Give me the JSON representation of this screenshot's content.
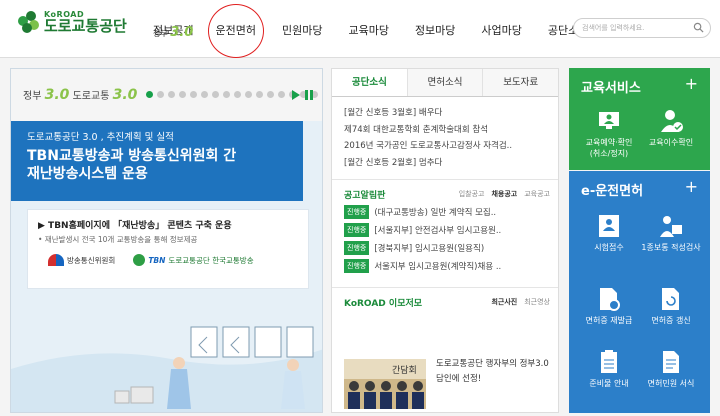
{
  "header": {
    "logo_en": "KoROAD",
    "logo_ko": "도로교통공단",
    "gov_small": "정부",
    "gov_num": "3.0",
    "search_placeholder": "검색어를 입력하세요.",
    "nav": [
      "정보공개",
      "운전면허",
      "민원마당",
      "교육마당",
      "정보마당",
      "사업마당",
      "공단소개"
    ]
  },
  "banner": {
    "brand_gov": "정부",
    "brand_num": "3.0",
    "brand_org": "도로교통",
    "brand_num2": "3.0",
    "subtitle": "도로교통공단 3.0 , 추진계획 및 실적",
    "headline1": "TBN교통방송과 방송통신위원회 간",
    "headline2": "재난방송시스템 운용",
    "card_title": "▶ TBN홈페이지에 「재난방송」 콘텐츠 구축 운용",
    "card_note": "• 재난발생시 전국 10개 교통방송을 통해 정보제공",
    "org1": "방송통신위원회",
    "org2_tag": "TBN",
    "org2": "도로교통공단 한국교통방송"
  },
  "notice": {
    "tabs": [
      "공단소식",
      "면허소식",
      "보도자료"
    ],
    "news": [
      "[월간 신호등 3월호] 배우다",
      "제74회 대한교통학회 춘계학술대회 참석",
      "2016년 국가공인 도로교통사고감정사 자격검..",
      "[월간 신호등 2월호] 멈추다"
    ],
    "jobs_title": "공고알림판",
    "jobs_links": [
      "입찰공고",
      "채용공고",
      "교육공고"
    ],
    "jobs": [
      {
        "badge": "진행중",
        "text": "(대구교통방송) 일반 계약직 모집.."
      },
      {
        "badge": "진행중",
        "text": "[서울지부] 안전검사부 임시고용원.."
      },
      {
        "badge": "진행중",
        "text": "[경북지부] 임시고용원(일용직)"
      },
      {
        "badge": "진행중",
        "text": "서울지부 임시고용원(계약직)채용 .."
      }
    ],
    "blog_title": "KoROAD 이모저모",
    "blog_links": [
      "최근사진",
      "최근영상"
    ],
    "photo_text": "간담회",
    "photo_desc": "도로교통공단 행자부의 정부3.0 담인에 선정!"
  },
  "edu": {
    "title": "교육서비스",
    "plus": "+",
    "items": [
      {
        "label": "교육예약·확인",
        "sub": "(취소/정지)"
      },
      {
        "label": "교육이수확인"
      }
    ]
  },
  "license": {
    "title": "e-운전면허",
    "plus": "+",
    "items": [
      "시험접수",
      "1종보통 적성검사",
      "면허증 재발급",
      "면허증 갱신",
      "준비물 안내",
      "면허민원 서식"
    ]
  },
  "colors": {
    "green": "#2da64d",
    "blue": "#2c7fc9",
    "brand_green": "#1f7a33",
    "banner_blue": "#1e73be"
  }
}
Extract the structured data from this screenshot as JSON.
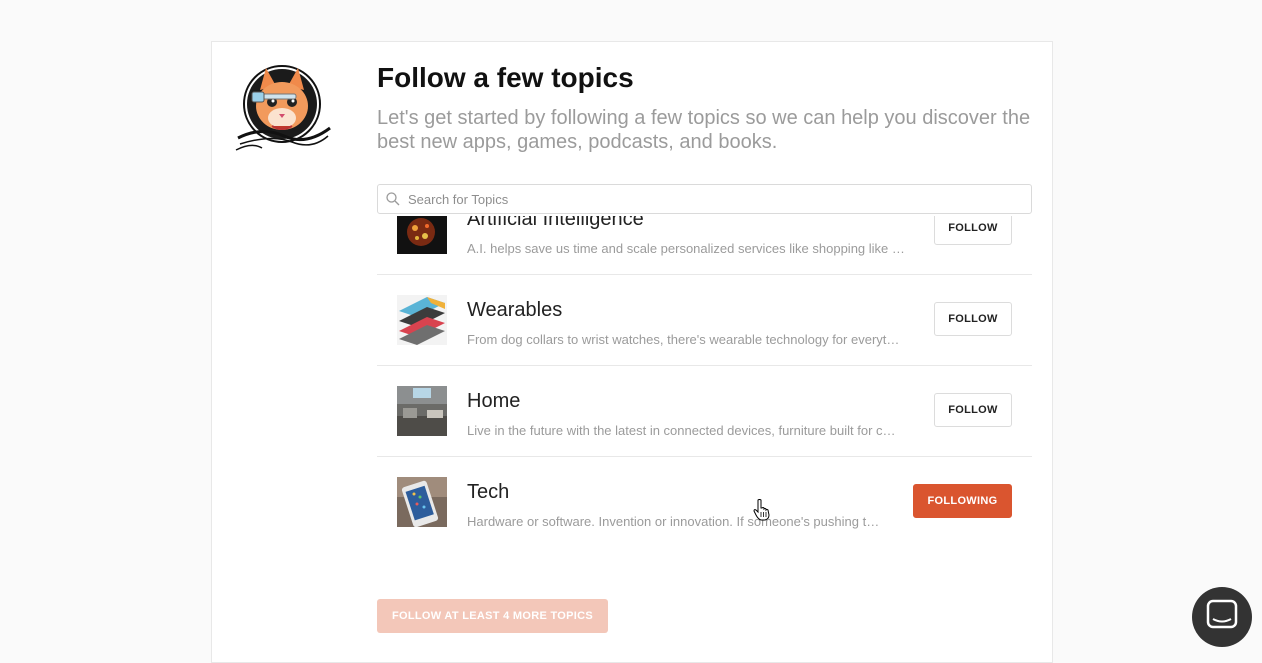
{
  "onboarding": {
    "title": "Follow a few topics",
    "subtitle": "Let's get started by following a few topics so we can help you discover the best new apps, games, podcasts, and books."
  },
  "search": {
    "placeholder": "Search for Topics",
    "icon": "search-icon"
  },
  "topics": [
    {
      "name": "Artificial Intelligence",
      "description": "A.I. helps save us time and scale personalized services like shopping like …",
      "button": "FOLLOW",
      "following": false
    },
    {
      "name": "Wearables",
      "description": "From dog collars to wrist watches, there's wearable technology for everyt…",
      "button": "FOLLOW",
      "following": false
    },
    {
      "name": "Home",
      "description": "Live in the future with the latest in connected devices, furniture built for c…",
      "button": "FOLLOW",
      "following": false
    },
    {
      "name": "Tech",
      "description": "Hardware or software. Invention or innovation. If someone's pushing t…",
      "button": "FOLLOWING",
      "following": true
    }
  ],
  "cta": {
    "label": "FOLLOW AT LEAST 4 MORE TOPICS"
  },
  "colors": {
    "accent": "#da552f",
    "accent_disabled": "#f3c7b9"
  }
}
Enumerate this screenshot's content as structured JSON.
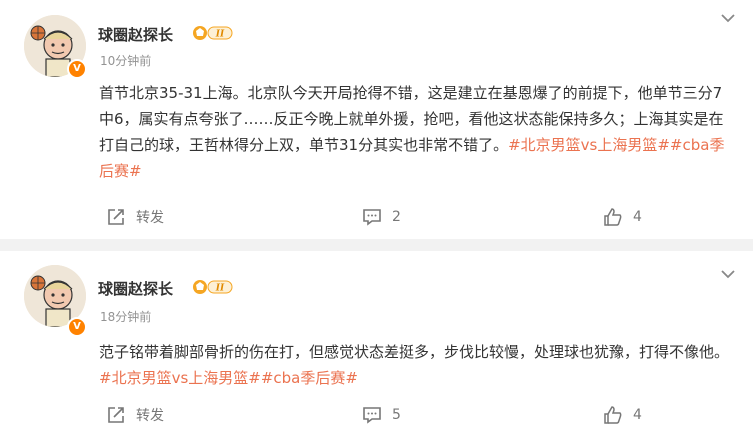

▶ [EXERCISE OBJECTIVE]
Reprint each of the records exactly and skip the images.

▶ [ANSWER FOR THE TASK]
Give me the JSON representation of this screenshot's content.
{
  "header": {
    "logo_en": "KoROAD",
    "logo_ko": "도로교통공단",
    "gov_small": "정부",
    "gov_num": "3.0",
    "search_placeholder": "검색어를 입력하세요.",
    "nav": [
      "정보공개",
      "운전면허",
      "민원마당",
      "교육마당",
      "정보마당",
      "사업마당",
      "공단소개"
    ]
  },
  "banner": {
    "brand_gov": "정부",
    "brand_num": "3.0",
    "brand_org": "도로교통",
    "brand_num2": "3.0",
    "subtitle": "도로교통공단 3.0 , 추진계획 및 실적",
    "headline1": "TBN교통방송과 방송통신위원회 간",
    "headline2": "재난방송시스템 운용",
    "card_title": "▶ TBN홈페이지에 「재난방송」 콘텐츠 구축 운용",
    "card_note": "• 재난발생시 전국 10개 교통방송을 통해 정보제공",
    "org1": "방송통신위원회",
    "org2_tag": "TBN",
    "org2": "도로교통공단 한국교통방송"
  },
  "notice": {
    "tabs": [
      "공단소식",
      "면허소식",
      "보도자료"
    ],
    "news": [
      "[월간 신호등 3월호] 배우다",
      "제74회 대한교통학회 춘계학술대회 참석",
      "2016년 국가공인 도로교통사고감정사 자격검..",
      "[월간 신호등 2월호] 멈추다"
    ],
    "jobs_title": "공고알림판",
    "jobs_links": [
      "입찰공고",
      "채용공고",
      "교육공고"
    ],
    "jobs": [
      {
        "badge": "진행중",
        "text": "(대구교통방송) 일반 계약직 모집.."
      },
      {
        "badge": "진행중",
        "text": "[서울지부] 안전검사부 임시고용원.."
      },
      {
        "badge": "진행중",
        "text": "[경북지부] 임시고용원(일용직)"
      },
      {
        "badge": "진행중",
        "text": "서울지부 임시고용원(계약직)채용 .."
      }
    ],
    "blog_title": "KoROAD 이모저모",
    "blog_links": [
      "최근사진",
      "최근영상"
    ],
    "photo_text": "간담회",
    "photo_desc": "도로교통공단 행자부의 정부3.0 담인에 선정!"
  },
  "edu": {
    "title": "교육서비스",
    "plus": "+",
    "items": [
      {
        "label": "교육예약·확인",
        "sub": "(취소/정지)"
      },
      {
        "label": "교육이수확인"
      }
    ]
  },
  "license": {
    "title": "e-운전면허",
    "plus": "+",
    "items": [
      "시험접수",
      "1종보통 적성검사",
      "면허증 재발급",
      "면허증 갱신",
      "준비물 안내",
      "면허민원 서식"
    ]
  },
  "colors": {
    "green": "#2da64d",
    "blue": "#2c7fc9",
    "brand_green": "#1f7a33",
    "banner_blue": "#1e73be"
  }
}
Extract the structured data from this screenshot as JSON.
{
  "onboarding": {
    "title": "Follow a few topics",
    "subtitle": "Let's get started by following a few topics so we can help you discover the best new apps, games, podcasts, and books."
  },
  "search": {
    "placeholder": "Search for Topics",
    "icon": "search-icon"
  },
  "topics": [
    {
      "name": "Artificial Intelligence",
      "description": "A.I. helps save us time and scale personalized services like shopping like …",
      "button": "FOLLOW",
      "following": false
    },
    {
      "name": "Wearables",
      "description": "From dog collars to wrist watches, there's wearable technology for everyt…",
      "button": "FOLLOW",
      "following": false
    },
    {
      "name": "Home",
      "description": "Live in the future with the latest in connected devices, furniture built for c…",
      "button": "FOLLOW",
      "following": false
    },
    {
      "name": "Tech",
      "description": "Hardware or software. Invention or innovation. If someone's pushing t…",
      "button": "FOLLOWING",
      "following": true
    }
  ],
  "cta": {
    "label": "FOLLOW AT LEAST 4 MORE TOPICS"
  },
  "colors": {
    "accent": "#da552f",
    "accent_disabled": "#f3c7b9"
  }
}
Enumerate this screenshot's content as structured JSON.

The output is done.